## [What you are asked to do]
Line count for "JSON": give the number of lines in the records below that hold it, and nothing else.
|---|
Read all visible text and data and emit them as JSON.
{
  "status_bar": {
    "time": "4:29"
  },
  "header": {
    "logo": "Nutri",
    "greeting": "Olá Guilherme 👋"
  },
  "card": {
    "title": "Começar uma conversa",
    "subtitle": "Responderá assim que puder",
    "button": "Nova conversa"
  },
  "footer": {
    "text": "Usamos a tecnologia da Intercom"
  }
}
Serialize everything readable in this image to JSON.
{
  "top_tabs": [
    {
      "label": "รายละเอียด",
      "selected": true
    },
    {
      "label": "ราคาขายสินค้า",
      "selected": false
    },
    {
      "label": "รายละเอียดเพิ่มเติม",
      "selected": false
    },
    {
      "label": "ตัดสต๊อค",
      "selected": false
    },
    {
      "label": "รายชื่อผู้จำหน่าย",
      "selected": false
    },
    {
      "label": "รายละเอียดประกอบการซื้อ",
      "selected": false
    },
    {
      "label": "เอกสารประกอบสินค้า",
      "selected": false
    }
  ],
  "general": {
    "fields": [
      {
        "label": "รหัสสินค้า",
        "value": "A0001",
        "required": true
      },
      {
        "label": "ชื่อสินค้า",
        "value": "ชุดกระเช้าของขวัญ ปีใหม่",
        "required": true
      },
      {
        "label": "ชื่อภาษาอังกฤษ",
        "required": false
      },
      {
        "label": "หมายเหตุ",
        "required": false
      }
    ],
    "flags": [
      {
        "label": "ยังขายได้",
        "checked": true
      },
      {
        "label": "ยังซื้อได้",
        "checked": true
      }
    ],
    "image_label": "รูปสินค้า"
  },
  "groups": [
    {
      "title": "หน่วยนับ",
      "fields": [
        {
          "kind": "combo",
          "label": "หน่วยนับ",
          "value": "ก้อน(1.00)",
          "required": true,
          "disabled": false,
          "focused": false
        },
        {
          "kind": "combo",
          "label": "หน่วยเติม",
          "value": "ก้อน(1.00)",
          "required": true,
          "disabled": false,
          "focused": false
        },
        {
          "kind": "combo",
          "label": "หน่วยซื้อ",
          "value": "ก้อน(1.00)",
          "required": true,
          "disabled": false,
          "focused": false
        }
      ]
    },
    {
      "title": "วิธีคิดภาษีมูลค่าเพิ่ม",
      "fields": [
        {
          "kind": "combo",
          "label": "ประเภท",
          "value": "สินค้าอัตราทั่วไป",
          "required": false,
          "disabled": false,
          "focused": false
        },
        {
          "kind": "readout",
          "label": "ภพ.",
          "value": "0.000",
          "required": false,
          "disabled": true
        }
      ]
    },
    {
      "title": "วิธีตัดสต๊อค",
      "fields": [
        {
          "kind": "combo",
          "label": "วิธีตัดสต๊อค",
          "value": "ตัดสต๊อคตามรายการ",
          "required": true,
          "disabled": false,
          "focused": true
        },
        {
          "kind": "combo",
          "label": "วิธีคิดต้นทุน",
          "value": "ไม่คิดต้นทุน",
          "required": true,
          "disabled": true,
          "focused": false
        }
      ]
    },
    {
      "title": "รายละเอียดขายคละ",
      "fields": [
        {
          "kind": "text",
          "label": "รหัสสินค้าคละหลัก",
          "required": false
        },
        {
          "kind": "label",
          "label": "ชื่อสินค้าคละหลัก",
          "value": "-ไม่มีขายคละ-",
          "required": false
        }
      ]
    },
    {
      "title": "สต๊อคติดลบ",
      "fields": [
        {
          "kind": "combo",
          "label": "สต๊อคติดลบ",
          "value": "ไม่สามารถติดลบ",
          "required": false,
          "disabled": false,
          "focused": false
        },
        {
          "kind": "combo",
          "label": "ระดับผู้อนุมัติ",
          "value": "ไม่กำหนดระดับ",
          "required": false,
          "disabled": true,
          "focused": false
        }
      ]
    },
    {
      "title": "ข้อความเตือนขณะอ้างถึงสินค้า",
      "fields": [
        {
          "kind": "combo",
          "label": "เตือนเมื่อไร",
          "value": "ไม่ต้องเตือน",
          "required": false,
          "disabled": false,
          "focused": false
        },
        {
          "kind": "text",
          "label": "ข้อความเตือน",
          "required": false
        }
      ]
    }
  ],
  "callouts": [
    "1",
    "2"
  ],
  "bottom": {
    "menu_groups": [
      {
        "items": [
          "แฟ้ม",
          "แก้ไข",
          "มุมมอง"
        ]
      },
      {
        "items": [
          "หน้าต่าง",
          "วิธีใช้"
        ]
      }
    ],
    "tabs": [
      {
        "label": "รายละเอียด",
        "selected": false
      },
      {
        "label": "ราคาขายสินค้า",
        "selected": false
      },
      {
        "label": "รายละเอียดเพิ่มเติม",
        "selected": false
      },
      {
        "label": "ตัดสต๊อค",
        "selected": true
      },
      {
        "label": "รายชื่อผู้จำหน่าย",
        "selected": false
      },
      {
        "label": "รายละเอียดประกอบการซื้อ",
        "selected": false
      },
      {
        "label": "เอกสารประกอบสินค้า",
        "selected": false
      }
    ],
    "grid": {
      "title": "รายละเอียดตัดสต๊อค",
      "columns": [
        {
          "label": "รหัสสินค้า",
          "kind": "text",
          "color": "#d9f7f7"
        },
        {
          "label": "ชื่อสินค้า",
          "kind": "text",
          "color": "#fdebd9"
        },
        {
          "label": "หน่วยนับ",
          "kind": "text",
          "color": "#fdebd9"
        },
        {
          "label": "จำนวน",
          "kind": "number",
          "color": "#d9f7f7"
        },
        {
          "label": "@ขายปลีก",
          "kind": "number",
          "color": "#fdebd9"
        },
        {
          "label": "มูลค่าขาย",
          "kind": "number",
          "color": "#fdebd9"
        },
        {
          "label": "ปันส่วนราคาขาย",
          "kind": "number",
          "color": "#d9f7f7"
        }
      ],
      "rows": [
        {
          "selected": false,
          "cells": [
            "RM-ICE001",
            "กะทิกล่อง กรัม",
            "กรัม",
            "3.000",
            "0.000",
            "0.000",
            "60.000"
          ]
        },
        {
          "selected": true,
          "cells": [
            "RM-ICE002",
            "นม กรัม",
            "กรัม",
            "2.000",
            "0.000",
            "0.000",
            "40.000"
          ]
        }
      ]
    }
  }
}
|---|
## [Exercise solution]
2